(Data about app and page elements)

= = =

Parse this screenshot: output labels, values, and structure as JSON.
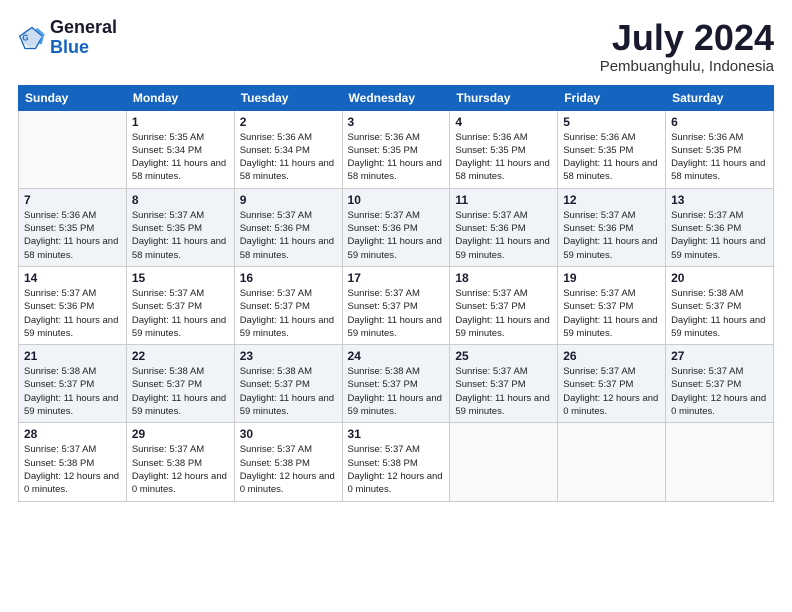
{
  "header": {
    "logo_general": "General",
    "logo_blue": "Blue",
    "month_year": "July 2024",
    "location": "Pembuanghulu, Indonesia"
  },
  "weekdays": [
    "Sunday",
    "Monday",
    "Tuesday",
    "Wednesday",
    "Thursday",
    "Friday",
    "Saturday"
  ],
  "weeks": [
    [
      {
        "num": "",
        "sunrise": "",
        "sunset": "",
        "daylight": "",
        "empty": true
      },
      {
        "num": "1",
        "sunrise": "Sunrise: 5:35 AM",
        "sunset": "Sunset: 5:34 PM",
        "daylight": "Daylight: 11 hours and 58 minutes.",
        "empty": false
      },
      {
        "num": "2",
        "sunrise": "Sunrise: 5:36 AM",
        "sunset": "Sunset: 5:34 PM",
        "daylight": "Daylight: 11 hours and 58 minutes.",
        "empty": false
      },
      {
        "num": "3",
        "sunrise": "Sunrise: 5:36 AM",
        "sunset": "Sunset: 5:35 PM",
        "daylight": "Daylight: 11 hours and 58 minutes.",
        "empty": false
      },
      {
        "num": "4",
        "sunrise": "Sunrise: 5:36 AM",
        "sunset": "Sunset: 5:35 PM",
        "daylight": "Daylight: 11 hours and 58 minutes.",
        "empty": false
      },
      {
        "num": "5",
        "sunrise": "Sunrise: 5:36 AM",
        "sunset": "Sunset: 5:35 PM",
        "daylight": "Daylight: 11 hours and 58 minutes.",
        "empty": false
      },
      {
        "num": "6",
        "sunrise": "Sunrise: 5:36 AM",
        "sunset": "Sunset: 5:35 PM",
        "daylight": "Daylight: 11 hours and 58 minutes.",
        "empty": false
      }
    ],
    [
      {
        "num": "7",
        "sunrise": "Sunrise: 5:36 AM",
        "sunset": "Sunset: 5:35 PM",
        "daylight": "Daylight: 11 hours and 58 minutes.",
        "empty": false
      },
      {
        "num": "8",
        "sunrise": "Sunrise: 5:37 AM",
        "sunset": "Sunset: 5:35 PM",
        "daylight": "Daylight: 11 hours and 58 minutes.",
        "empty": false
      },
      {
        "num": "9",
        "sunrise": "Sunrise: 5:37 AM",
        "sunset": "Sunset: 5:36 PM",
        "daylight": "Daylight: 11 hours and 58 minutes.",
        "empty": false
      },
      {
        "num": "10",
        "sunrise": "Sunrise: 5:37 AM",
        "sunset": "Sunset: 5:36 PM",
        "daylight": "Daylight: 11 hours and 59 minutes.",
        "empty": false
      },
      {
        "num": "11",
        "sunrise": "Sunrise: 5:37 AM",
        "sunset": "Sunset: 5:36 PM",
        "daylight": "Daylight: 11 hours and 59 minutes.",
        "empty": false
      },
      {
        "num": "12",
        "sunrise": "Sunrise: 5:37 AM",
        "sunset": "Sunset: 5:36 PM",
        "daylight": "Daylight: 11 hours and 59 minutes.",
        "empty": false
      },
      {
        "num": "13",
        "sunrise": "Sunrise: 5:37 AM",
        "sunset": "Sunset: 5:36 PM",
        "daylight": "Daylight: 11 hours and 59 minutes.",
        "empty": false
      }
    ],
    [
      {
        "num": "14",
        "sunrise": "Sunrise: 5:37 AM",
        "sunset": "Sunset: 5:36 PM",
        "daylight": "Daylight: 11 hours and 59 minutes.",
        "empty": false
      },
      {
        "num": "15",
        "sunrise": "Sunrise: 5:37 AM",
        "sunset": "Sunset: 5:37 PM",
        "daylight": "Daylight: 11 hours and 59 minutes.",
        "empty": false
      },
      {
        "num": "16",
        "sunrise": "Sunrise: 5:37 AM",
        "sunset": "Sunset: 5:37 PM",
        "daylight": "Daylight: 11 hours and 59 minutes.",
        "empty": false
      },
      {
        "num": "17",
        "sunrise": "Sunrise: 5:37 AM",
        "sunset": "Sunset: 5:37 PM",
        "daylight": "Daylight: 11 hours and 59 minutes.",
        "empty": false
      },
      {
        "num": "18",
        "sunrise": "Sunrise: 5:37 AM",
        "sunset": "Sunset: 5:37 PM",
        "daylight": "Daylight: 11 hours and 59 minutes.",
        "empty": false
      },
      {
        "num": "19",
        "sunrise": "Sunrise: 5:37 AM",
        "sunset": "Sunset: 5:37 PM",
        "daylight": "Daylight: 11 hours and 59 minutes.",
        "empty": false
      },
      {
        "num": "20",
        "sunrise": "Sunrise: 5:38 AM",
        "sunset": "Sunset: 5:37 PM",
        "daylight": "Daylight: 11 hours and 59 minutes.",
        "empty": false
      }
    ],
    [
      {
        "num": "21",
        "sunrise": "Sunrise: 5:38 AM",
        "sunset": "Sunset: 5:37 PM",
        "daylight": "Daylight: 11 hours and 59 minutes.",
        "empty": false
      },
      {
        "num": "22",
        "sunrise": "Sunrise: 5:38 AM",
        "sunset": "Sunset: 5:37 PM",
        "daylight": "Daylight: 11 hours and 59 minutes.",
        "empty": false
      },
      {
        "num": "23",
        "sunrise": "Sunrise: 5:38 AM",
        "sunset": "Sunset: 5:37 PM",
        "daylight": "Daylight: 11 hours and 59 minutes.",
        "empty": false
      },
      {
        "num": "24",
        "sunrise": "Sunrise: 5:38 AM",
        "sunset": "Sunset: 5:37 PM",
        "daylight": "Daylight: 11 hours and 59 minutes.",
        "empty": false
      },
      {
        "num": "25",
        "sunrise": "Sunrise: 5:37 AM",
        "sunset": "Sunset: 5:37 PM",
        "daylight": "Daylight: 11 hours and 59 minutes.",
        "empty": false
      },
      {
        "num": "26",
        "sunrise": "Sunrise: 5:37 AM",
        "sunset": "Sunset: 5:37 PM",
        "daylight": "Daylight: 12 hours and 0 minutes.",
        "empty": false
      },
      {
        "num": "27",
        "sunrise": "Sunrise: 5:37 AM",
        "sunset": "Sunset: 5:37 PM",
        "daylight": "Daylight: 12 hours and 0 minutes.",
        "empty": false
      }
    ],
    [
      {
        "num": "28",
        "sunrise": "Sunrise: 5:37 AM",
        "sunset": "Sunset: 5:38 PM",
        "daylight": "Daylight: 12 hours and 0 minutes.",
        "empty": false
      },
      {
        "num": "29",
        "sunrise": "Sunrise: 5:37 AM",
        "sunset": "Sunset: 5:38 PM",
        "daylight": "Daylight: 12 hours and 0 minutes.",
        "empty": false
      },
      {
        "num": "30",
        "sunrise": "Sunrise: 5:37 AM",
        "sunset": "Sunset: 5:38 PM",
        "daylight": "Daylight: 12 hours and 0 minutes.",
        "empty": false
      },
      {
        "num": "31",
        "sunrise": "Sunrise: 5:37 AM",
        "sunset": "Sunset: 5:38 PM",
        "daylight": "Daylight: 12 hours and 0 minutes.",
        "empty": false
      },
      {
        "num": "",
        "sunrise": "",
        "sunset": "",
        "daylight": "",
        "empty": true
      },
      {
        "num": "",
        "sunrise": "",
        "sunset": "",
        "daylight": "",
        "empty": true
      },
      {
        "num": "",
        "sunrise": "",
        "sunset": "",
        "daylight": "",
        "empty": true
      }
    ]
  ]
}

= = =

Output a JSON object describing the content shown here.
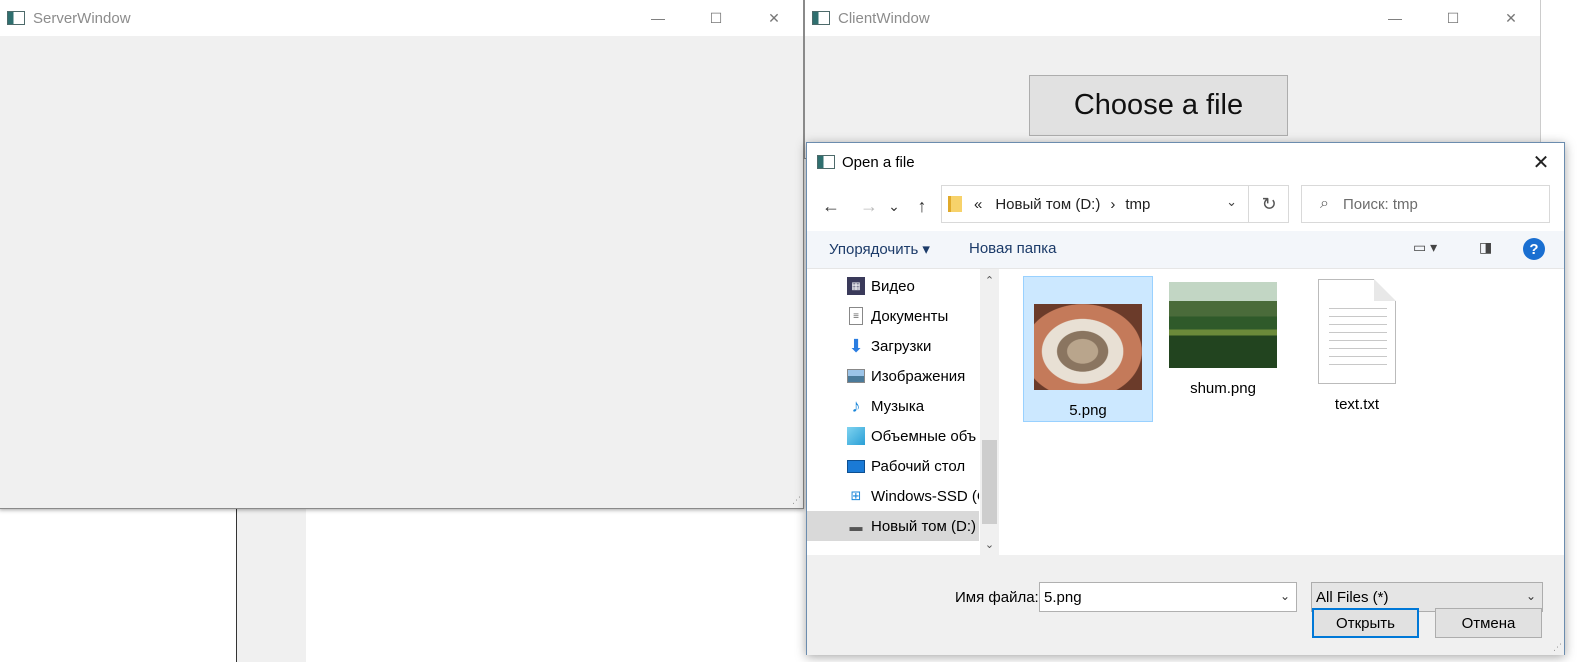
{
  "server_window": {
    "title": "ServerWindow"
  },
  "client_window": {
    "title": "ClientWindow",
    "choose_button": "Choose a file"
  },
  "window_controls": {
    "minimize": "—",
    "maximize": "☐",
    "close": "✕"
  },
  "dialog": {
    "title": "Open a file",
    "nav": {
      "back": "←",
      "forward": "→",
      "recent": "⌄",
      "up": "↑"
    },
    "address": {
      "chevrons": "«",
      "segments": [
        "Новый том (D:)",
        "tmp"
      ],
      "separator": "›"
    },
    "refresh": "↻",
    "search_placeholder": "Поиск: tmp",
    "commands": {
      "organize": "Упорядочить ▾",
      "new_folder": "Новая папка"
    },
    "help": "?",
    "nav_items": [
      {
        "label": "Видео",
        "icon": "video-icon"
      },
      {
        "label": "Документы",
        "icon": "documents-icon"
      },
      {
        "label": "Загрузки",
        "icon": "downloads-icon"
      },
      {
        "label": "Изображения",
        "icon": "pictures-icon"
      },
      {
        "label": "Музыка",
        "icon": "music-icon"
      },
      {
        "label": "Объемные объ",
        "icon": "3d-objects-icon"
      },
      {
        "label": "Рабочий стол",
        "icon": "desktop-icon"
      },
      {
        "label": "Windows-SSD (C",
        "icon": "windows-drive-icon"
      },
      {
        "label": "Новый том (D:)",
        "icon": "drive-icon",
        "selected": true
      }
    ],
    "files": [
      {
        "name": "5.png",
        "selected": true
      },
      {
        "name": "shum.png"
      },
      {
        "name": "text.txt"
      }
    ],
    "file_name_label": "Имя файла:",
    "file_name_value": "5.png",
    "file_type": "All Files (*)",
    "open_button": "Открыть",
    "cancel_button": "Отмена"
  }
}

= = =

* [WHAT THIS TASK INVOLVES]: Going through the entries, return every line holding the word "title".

* [THE ANSWER]:
    "title": "ServerWindow"
    "title": "ClientWindow",
    "title": "Open a file",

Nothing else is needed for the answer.